**Exercise aim**
Output every entry exactly as written, skipping any pictures.

=== Source data ===

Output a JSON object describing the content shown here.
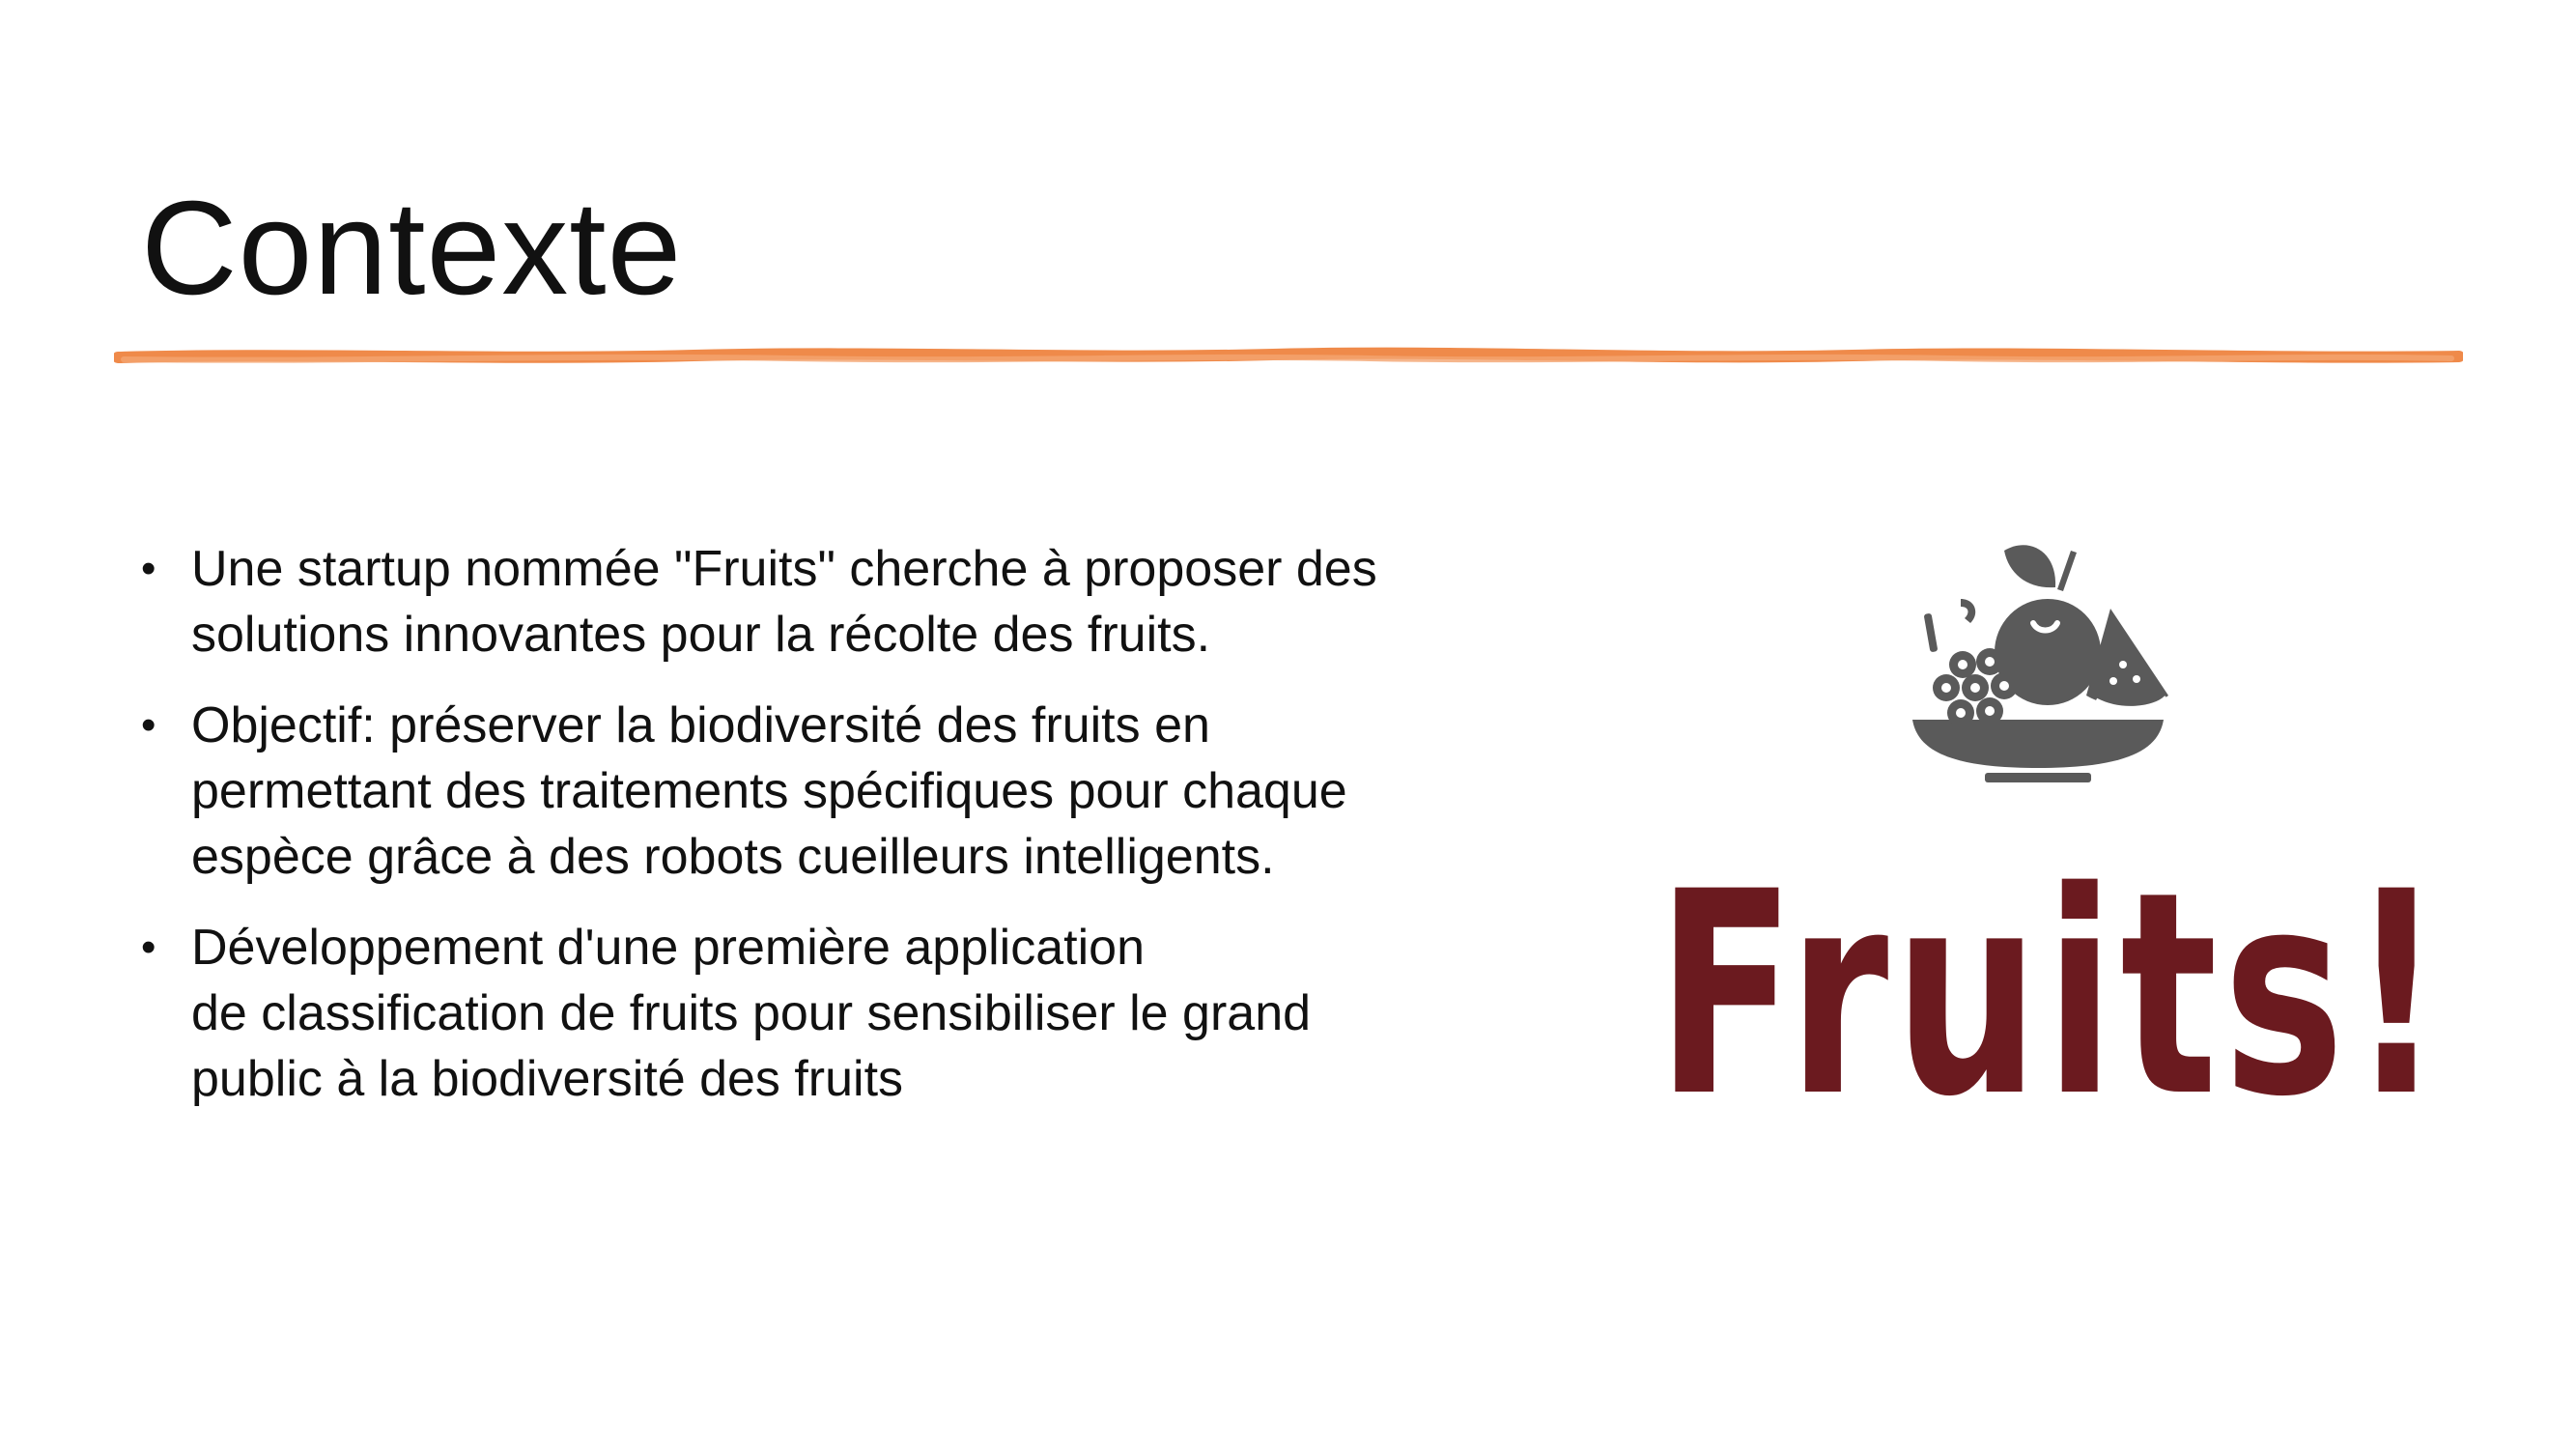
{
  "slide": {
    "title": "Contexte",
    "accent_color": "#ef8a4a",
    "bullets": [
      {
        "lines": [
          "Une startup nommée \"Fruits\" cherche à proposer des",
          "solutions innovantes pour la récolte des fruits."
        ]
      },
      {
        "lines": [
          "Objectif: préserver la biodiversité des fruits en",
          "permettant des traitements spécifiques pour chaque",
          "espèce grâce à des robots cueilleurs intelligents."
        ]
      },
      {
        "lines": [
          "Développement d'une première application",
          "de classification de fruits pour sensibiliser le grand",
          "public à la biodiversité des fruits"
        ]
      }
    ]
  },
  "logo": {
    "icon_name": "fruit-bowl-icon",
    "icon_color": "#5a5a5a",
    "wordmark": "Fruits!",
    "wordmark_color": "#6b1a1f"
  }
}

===

**Exercise result**
Output a JSON object describing the content shown here.
{
  "slide": {
    "title": "Contexte",
    "accent_color": "#ef8a4a",
    "bullets": [
      {
        "lines": [
          "Une startup nommée \"Fruits\" cherche à proposer des",
          "solutions innovantes pour la récolte des fruits."
        ]
      },
      {
        "lines": [
          "Objectif: préserver la biodiversité des fruits en",
          "permettant des traitements spécifiques pour chaque",
          "espèce grâce à des robots cueilleurs intelligents."
        ]
      },
      {
        "lines": [
          "Développement d'une première application",
          "de classification de fruits pour sensibiliser le grand",
          "public à la biodiversité des fruits"
        ]
      }
    ]
  },
  "logo": {
    "icon_name": "fruit-bowl-icon",
    "icon_color": "#5a5a5a",
    "wordmark": "Fruits!",
    "wordmark_color": "#6b1a1f"
  }
}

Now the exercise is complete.